* Problem to solve
Although the entries contain pictures, repeat only their words, exactly as written.

* The data

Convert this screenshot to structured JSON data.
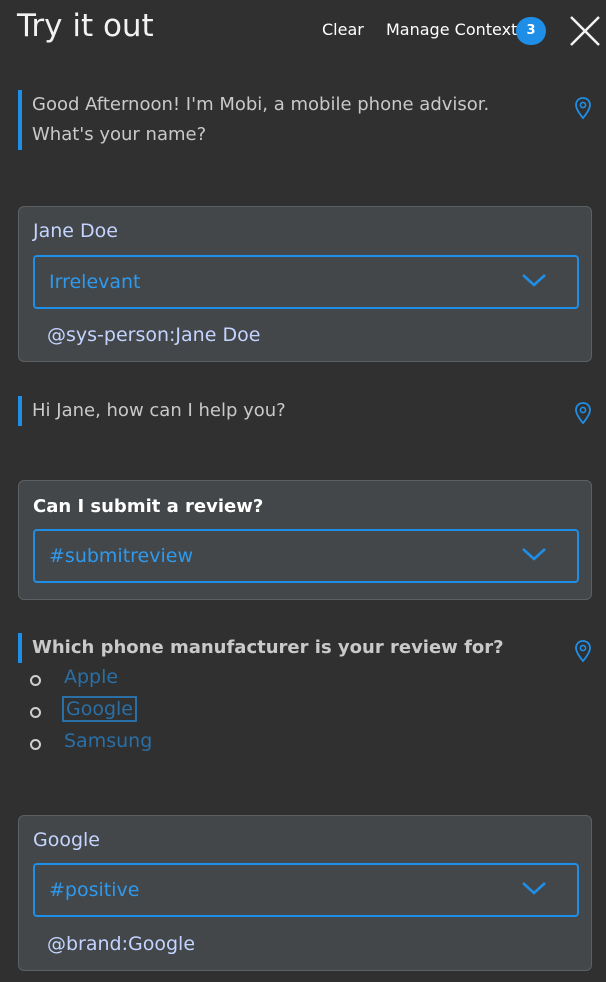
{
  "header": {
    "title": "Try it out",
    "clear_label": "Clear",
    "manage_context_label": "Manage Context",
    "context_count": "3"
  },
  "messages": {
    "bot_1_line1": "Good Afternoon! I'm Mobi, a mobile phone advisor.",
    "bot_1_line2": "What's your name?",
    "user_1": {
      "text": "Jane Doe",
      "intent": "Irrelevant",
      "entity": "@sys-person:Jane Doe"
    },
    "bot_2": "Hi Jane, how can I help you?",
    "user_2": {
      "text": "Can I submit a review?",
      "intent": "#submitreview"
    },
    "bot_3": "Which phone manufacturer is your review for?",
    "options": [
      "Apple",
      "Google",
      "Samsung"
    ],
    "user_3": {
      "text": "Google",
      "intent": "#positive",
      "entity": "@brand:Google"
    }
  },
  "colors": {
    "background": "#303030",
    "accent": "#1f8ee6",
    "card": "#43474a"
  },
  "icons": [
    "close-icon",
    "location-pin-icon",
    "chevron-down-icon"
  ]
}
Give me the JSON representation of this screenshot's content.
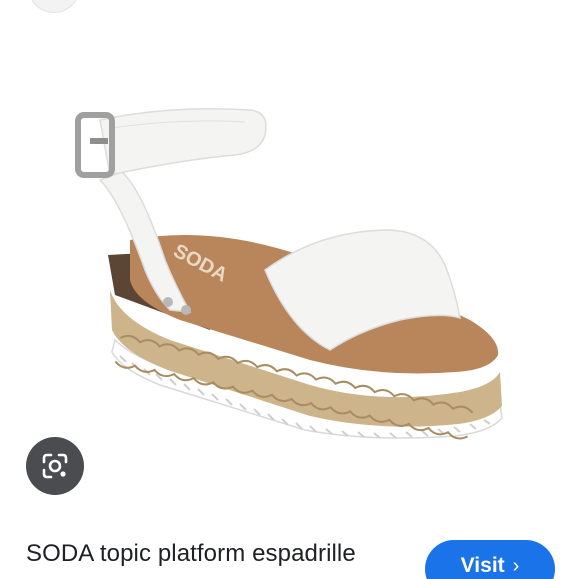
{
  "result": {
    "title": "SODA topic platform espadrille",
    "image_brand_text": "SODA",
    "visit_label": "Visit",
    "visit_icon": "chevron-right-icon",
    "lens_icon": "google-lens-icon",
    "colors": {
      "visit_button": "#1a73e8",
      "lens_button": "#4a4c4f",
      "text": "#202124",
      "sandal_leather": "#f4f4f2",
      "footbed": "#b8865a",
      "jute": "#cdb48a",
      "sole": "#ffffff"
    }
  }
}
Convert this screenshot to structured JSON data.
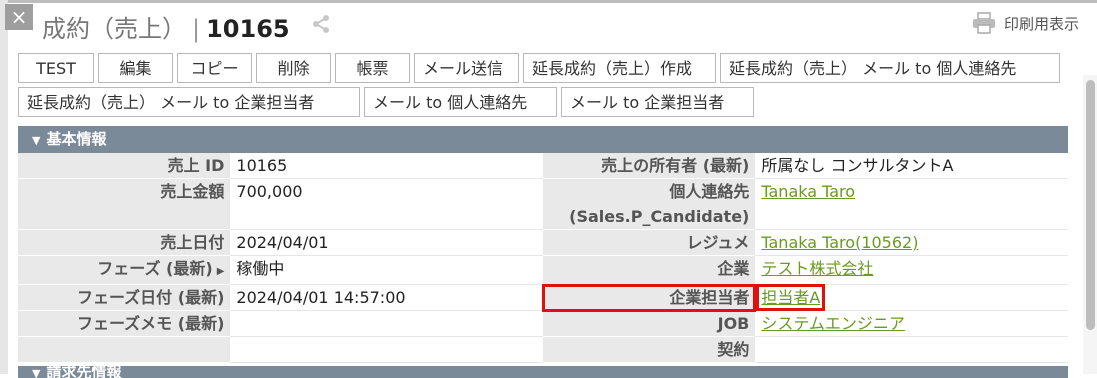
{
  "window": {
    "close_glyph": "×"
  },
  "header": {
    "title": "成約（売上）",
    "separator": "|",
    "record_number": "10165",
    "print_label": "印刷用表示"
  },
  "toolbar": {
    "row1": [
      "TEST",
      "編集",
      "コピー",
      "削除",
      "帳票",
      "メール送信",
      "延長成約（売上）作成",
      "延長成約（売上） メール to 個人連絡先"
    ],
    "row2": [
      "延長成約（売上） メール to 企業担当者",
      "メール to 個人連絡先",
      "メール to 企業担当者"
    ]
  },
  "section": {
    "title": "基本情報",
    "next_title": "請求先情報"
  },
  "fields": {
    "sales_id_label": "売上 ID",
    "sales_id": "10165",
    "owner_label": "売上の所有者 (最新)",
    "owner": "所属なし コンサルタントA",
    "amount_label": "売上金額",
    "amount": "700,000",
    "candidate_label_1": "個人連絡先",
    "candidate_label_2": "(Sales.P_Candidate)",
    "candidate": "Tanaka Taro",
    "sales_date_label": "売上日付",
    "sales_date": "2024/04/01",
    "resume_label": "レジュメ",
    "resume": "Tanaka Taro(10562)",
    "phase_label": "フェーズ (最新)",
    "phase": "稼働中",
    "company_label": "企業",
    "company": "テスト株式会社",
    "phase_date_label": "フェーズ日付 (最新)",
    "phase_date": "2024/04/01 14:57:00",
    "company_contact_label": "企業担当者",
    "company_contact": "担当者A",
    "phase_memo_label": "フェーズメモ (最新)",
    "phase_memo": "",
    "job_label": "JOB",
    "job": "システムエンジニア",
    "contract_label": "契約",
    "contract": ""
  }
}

* Solution for this problem
Convert this screenshot to structured JSON data.
{
  "header": {
    "title": "Try it out",
    "clear_label": "Clear",
    "manage_context_label": "Manage Context",
    "context_count": "3"
  },
  "messages": {
    "bot_1_line1": "Good Afternoon! I'm Mobi, a mobile phone advisor.",
    "bot_1_line2": "What's your name?",
    "user_1": {
      "text": "Jane Doe",
      "intent": "Irrelevant",
      "entity": "@sys-person:Jane Doe"
    },
    "bot_2": "Hi Jane, how can I help you?",
    "user_2": {
      "text": "Can I submit a review?",
      "intent": "#submitreview"
    },
    "bot_3": "Which phone manufacturer is your review for?",
    "options": [
      "Apple",
      "Google",
      "Samsung"
    ],
    "user_3": {
      "text": "Google",
      "intent": "#positive",
      "entity": "@brand:Google"
    }
  },
  "colors": {
    "background": "#303030",
    "accent": "#1f8ee6",
    "card": "#43474a"
  },
  "icons": [
    "close-icon",
    "location-pin-icon",
    "chevron-down-icon"
  ]
}
Give me the JSON representation of this screenshot's content.
{
  "result": {
    "title": "SODA topic platform espadrille",
    "image_brand_text": "SODA",
    "visit_label": "Visit",
    "visit_icon": "chevron-right-icon",
    "lens_icon": "google-lens-icon",
    "colors": {
      "visit_button": "#1a73e8",
      "lens_button": "#4a4c4f",
      "text": "#202124",
      "sandal_leather": "#f4f4f2",
      "footbed": "#b8865a",
      "jute": "#cdb48a",
      "sole": "#ffffff"
    }
  }
}
Convert this screenshot to structured JSON data.
{
  "window": {
    "close_glyph": "×"
  },
  "header": {
    "title": "成約（売上）",
    "separator": "|",
    "record_number": "10165",
    "print_label": "印刷用表示"
  },
  "toolbar": {
    "row1": [
      "TEST",
      "編集",
      "コピー",
      "削除",
      "帳票",
      "メール送信",
      "延長成約（売上）作成",
      "延長成約（売上） メール to 個人連絡先"
    ],
    "row2": [
      "延長成約（売上） メール to 企業担当者",
      "メール to 個人連絡先",
      "メール to 企業担当者"
    ]
  },
  "section": {
    "title": "基本情報",
    "next_title": "請求先情報"
  },
  "fields": {
    "sales_id_label": "売上 ID",
    "sales_id": "10165",
    "owner_label": "売上の所有者 (最新)",
    "owner": "所属なし コンサルタントA",
    "amount_label": "売上金額",
    "amount": "700,000",
    "candidate_label_1": "個人連絡先",
    "candidate_label_2": "(Sales.P_Candidate)",
    "candidate": "Tanaka Taro",
    "sales_date_label": "売上日付",
    "sales_date": "2024/04/01",
    "resume_label": "レジュメ",
    "resume": "Tanaka Taro(10562)",
    "phase_label": "フェーズ (最新)",
    "phase": "稼働中",
    "company_label": "企業",
    "company": "テスト株式会社",
    "phase_date_label": "フェーズ日付 (最新)",
    "phase_date": "2024/04/01 14:57:00",
    "company_contact_label": "企業担当者",
    "company_contact": "担当者A",
    "phase_memo_label": "フェーズメモ (最新)",
    "phase_memo": "",
    "job_label": "JOB",
    "job": "システムエンジニア",
    "contract_label": "契約",
    "contract": ""
  }
}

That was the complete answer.